Brown Bear, Ursus arctos horribilis, Cub Playing on a carBrown Bear, Ursus arctos horribilis, Cub Playing on a car

The S&P 500 rose more than 2% Friday, lifting the stock market index out of the correction in which it had been stuck the past two weeks.

Since peaking last May, the S&P 500 is down less than 9%—just shy of a correction, which occurs when stocks decline at least 10% from their prior high. (If they fall 20% or more, it’s considered a bear market.) The stock index had hovered below the 10% threshold since falling beneath it on Jan. 14, and last week reached its lowest point since the peak.

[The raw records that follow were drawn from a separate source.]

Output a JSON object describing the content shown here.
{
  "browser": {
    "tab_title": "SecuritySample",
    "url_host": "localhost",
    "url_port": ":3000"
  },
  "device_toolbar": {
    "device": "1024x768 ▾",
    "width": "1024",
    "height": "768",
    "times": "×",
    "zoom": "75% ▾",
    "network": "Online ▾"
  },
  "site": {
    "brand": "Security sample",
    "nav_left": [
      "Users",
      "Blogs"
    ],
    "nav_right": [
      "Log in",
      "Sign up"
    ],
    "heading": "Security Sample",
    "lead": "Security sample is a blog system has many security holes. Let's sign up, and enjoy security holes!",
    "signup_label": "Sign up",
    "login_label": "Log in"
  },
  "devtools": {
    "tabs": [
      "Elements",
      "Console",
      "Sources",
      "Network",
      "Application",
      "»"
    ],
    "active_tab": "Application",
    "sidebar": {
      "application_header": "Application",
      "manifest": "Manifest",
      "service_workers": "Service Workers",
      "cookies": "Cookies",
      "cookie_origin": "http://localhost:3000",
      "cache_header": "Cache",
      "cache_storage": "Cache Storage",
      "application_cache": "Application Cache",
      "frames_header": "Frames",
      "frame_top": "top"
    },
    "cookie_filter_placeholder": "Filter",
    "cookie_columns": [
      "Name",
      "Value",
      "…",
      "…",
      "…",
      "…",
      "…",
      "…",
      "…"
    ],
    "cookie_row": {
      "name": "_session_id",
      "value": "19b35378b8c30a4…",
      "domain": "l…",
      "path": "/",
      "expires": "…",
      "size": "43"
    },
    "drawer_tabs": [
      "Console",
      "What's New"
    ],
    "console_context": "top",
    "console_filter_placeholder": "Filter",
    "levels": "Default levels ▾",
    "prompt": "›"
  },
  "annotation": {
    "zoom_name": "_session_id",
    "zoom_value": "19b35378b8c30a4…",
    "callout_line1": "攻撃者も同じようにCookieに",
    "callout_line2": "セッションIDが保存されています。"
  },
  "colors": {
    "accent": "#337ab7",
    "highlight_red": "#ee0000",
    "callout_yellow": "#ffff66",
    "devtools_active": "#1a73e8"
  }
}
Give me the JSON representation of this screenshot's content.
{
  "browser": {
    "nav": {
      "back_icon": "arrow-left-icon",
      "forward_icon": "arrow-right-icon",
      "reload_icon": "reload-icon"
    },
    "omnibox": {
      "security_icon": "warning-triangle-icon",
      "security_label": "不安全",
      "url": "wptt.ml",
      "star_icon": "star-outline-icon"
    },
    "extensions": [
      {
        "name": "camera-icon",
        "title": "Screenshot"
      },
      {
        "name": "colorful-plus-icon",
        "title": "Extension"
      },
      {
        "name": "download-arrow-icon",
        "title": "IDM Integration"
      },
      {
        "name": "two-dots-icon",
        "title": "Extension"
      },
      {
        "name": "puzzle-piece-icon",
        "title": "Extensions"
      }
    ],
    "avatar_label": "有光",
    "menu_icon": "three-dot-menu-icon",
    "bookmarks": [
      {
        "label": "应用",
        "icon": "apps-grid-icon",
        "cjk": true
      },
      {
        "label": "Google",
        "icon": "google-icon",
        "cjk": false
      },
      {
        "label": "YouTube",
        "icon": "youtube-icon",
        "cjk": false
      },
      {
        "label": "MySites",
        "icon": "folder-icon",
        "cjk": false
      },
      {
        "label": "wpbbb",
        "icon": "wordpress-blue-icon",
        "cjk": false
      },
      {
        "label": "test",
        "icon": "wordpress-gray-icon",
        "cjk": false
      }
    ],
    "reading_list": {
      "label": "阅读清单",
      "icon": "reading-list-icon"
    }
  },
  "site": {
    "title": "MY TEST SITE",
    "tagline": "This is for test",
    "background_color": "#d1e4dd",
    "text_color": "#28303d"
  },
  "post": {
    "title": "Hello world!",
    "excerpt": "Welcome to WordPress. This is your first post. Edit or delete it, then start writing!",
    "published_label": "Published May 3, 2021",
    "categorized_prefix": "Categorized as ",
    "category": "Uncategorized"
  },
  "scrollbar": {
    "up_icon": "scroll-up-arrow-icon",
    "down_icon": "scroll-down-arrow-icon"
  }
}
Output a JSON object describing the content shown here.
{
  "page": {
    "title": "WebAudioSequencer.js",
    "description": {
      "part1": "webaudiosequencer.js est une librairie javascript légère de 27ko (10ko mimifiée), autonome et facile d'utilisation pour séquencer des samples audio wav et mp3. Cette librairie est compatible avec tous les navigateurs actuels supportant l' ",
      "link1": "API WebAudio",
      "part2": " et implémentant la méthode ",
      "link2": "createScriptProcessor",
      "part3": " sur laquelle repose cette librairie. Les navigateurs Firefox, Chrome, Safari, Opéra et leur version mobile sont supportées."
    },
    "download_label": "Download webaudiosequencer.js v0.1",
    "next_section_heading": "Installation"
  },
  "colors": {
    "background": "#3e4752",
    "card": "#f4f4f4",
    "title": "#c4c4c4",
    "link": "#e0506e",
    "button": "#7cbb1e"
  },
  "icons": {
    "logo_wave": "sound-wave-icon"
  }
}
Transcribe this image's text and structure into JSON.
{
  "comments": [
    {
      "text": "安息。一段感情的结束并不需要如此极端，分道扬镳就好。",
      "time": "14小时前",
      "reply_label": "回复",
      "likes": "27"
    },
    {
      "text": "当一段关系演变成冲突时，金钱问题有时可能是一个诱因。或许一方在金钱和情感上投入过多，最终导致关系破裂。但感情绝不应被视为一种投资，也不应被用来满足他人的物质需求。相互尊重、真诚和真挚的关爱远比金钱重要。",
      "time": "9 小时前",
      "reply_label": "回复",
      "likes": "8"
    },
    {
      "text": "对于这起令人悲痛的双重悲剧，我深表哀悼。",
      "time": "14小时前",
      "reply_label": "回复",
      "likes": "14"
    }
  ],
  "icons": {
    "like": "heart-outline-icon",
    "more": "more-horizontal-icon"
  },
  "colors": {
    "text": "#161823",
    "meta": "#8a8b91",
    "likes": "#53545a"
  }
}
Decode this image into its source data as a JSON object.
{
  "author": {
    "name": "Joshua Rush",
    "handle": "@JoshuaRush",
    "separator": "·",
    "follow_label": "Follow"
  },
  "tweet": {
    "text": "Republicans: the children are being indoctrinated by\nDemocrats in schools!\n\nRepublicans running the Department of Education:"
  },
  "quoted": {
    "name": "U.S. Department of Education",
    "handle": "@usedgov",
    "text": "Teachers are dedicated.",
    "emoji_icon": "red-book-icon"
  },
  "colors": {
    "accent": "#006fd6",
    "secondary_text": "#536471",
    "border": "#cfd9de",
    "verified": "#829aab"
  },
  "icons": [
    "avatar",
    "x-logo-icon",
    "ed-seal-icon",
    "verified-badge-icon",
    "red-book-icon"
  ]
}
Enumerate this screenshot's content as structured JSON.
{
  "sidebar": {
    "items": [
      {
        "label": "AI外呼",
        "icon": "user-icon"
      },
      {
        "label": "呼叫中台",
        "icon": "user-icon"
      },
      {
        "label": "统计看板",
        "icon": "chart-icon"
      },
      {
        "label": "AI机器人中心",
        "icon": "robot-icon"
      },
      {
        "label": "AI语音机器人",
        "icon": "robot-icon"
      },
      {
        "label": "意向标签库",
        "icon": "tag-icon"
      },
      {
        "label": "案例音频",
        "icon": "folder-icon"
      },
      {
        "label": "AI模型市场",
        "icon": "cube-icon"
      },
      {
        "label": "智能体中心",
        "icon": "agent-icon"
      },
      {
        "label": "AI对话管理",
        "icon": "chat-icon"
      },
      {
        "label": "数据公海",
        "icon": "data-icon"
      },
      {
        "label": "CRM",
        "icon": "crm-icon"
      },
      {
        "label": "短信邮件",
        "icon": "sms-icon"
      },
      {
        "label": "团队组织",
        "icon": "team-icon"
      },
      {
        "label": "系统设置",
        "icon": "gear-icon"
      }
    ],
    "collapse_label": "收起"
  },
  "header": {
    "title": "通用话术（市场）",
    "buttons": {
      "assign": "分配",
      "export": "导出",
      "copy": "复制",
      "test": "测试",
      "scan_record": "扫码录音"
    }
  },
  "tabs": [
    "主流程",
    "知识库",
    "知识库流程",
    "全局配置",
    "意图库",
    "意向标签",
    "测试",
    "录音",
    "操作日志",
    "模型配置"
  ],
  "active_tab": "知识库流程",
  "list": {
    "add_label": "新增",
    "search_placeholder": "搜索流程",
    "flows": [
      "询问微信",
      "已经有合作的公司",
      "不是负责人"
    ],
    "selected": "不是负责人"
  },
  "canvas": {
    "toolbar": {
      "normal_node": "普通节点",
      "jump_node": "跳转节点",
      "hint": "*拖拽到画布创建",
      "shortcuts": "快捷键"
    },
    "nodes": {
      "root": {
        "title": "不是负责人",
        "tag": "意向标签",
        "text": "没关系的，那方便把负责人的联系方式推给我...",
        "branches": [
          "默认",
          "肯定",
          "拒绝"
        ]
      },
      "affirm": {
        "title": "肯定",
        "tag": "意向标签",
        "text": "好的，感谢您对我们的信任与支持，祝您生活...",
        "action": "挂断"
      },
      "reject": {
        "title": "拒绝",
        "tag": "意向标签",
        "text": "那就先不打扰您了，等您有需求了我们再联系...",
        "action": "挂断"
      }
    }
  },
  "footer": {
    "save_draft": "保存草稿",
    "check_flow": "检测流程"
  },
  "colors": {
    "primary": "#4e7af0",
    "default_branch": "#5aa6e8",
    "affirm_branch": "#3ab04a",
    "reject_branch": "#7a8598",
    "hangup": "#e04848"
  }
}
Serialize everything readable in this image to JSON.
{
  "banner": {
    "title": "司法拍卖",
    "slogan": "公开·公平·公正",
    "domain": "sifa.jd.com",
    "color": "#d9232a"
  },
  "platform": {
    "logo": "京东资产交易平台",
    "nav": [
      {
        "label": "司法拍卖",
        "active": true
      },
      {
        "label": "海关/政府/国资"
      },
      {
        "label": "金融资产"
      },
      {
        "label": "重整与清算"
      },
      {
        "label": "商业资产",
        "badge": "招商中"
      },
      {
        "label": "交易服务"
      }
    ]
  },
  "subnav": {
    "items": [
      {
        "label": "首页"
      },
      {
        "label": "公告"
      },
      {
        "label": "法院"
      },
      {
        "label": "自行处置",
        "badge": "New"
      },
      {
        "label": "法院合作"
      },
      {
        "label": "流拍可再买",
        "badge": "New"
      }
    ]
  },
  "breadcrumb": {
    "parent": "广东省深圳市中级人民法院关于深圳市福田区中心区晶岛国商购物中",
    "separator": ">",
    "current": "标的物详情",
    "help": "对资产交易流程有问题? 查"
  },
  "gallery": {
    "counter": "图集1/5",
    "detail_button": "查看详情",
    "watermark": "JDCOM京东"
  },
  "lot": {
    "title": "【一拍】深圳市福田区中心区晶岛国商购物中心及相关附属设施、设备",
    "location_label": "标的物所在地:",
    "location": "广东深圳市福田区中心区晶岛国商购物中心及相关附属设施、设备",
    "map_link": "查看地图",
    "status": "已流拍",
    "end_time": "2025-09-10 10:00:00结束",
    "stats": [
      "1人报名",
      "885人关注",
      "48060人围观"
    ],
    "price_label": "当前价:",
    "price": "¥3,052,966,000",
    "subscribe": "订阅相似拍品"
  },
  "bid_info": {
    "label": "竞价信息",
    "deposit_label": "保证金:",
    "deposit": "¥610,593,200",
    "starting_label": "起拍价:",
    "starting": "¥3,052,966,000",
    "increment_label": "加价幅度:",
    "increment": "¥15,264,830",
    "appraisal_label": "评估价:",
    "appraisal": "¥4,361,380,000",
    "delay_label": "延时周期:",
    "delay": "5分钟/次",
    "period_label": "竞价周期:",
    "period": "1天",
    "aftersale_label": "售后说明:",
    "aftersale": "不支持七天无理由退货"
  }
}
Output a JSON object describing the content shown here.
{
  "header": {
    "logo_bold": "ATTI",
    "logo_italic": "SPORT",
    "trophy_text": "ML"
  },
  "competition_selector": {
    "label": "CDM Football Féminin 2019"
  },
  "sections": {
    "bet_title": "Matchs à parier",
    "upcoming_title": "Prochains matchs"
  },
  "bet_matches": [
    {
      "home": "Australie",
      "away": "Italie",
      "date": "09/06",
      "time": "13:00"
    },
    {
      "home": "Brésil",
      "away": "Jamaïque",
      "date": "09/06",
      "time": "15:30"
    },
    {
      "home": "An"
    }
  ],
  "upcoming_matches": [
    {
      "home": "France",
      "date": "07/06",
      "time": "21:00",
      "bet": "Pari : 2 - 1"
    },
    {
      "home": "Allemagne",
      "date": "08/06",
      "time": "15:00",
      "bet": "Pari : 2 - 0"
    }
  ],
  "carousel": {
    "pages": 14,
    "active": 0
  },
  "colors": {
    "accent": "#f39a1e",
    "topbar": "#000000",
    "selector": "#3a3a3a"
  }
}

It was the S&P 500’s first correction since last August.

The Dow Jones Industrial Average and Nasdaq each gained about 2% as well on Friday, though both are still off more than 10% from their respective highs last year. After shares of Warren Buffett’s company Berkshire Hathaway (BRK-A) approached bear market territory earlier this week, they have bounced back somewhat, but are trading 14% below their peak a year ago.

The S&P 500 broke out of correction territory for the first time since mid-January on Friday. It had sunk into a correction two weeks earlier, falling 10% below its previous high last May. Bloomberg

Though the S&P 500 appears to be on the upswing lately (see above chart), it’s not out of the woods yet. On average, it takes the S&P 500 four months to fully recover from a correction, S&P Capital IQ equity strategist Sam Stovall wrote in a research note this week. In fact, stocks don’t truly escape a correction until they return to their previous peak, according to Stovall. He doesn’t even count the S&P 500’s drop this month as a correction: To him, the index has been experiencing the same thing since last summer, “because the 500 never got back to breakeven in which to ‘reset the counter.'”


Until the S&P 500 sets a new record high, Stovall isn’t even tallying stocks’ recent volatility as a market event, because it’s too early to classify what’s actually happening, he says. “We don’t know if this decline will end up as a deeper correction or even a bear market.”